> Records drawn from a dataset:
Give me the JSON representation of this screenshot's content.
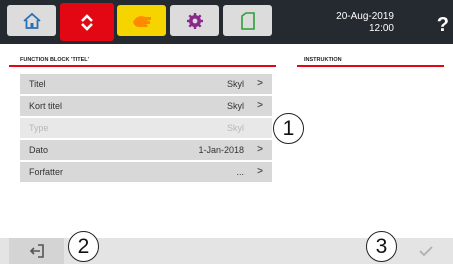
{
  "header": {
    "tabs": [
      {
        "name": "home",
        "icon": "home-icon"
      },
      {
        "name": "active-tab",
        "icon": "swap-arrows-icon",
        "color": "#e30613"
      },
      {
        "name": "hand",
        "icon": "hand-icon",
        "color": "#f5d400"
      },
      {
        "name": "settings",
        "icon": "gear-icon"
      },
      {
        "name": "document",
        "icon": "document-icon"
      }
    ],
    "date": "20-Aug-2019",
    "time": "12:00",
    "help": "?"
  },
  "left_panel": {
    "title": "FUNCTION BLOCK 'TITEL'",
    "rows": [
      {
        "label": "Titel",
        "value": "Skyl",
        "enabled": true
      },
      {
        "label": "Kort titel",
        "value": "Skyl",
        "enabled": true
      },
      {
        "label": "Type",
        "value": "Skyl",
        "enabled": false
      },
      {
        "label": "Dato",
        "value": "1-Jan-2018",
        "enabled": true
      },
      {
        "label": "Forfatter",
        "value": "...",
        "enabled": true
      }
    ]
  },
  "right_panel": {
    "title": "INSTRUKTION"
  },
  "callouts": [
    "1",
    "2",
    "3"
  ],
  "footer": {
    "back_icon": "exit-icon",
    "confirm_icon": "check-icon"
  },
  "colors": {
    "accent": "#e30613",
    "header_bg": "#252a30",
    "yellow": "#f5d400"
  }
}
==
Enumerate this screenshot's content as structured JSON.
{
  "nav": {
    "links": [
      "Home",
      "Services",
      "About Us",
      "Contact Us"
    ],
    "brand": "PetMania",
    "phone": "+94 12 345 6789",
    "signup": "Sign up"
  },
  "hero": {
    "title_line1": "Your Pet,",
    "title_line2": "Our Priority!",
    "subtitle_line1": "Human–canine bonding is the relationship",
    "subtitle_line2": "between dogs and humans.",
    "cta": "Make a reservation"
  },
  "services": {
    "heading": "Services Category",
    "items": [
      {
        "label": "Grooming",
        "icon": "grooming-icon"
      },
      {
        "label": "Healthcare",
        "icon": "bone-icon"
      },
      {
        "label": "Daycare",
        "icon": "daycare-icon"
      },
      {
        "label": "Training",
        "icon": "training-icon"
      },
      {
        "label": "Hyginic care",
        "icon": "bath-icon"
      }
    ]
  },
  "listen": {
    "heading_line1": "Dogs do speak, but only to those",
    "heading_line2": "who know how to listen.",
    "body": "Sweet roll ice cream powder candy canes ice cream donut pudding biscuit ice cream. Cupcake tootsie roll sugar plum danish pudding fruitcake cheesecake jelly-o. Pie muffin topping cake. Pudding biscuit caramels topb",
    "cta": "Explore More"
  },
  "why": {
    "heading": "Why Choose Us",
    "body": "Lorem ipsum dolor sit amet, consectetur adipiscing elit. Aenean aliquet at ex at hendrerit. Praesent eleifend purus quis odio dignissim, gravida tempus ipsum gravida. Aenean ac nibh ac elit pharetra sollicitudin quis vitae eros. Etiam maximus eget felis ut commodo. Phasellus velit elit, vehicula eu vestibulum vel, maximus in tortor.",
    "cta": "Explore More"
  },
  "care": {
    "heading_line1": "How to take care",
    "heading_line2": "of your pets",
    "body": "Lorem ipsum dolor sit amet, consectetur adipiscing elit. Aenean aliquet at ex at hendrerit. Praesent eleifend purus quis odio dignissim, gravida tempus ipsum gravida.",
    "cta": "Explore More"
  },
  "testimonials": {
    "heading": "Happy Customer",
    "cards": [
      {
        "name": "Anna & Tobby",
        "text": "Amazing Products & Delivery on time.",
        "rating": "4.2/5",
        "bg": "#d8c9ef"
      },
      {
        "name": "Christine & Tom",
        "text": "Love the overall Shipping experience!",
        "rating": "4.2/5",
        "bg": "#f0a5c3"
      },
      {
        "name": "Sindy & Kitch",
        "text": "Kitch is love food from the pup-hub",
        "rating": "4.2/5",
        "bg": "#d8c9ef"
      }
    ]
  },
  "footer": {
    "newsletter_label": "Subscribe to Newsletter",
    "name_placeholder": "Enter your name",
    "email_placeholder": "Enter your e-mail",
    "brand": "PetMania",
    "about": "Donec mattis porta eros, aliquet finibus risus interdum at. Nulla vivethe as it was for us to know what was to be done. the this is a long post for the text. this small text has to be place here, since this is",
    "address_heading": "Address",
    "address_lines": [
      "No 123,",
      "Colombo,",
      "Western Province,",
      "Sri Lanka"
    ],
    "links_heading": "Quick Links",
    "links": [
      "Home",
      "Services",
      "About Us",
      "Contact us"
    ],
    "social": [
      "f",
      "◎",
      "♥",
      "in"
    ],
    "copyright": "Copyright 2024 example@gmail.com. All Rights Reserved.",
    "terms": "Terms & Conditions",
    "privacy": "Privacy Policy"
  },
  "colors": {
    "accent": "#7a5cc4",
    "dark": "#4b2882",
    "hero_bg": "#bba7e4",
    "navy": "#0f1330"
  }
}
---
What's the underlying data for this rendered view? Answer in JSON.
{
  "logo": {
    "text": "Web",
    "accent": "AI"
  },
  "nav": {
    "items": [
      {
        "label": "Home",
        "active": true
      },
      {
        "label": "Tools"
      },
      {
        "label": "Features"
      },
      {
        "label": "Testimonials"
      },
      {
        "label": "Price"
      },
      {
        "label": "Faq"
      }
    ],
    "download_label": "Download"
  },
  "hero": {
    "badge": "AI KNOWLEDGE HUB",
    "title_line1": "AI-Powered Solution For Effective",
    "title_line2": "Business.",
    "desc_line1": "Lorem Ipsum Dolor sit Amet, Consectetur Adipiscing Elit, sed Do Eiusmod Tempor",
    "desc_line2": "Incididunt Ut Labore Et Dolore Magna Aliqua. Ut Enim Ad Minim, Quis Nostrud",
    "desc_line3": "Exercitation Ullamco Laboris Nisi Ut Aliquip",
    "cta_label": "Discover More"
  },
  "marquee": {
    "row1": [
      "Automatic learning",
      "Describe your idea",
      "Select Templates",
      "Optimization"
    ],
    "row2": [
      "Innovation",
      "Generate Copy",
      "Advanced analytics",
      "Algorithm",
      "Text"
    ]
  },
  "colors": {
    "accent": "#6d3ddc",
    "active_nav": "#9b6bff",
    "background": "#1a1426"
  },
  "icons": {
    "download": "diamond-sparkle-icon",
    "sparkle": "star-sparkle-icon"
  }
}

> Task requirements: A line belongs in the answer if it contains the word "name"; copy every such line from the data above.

> Response below:
        "name": "home",
        "name": "active-tab",
        "name": "hand",
        "name": "settings",
        "name": "document",
        "name": "Anna & Tobby",
        "name": "Christine & Tom",
        "name": "Sindy & Kitch",
    "name_placeholder": "Enter your name",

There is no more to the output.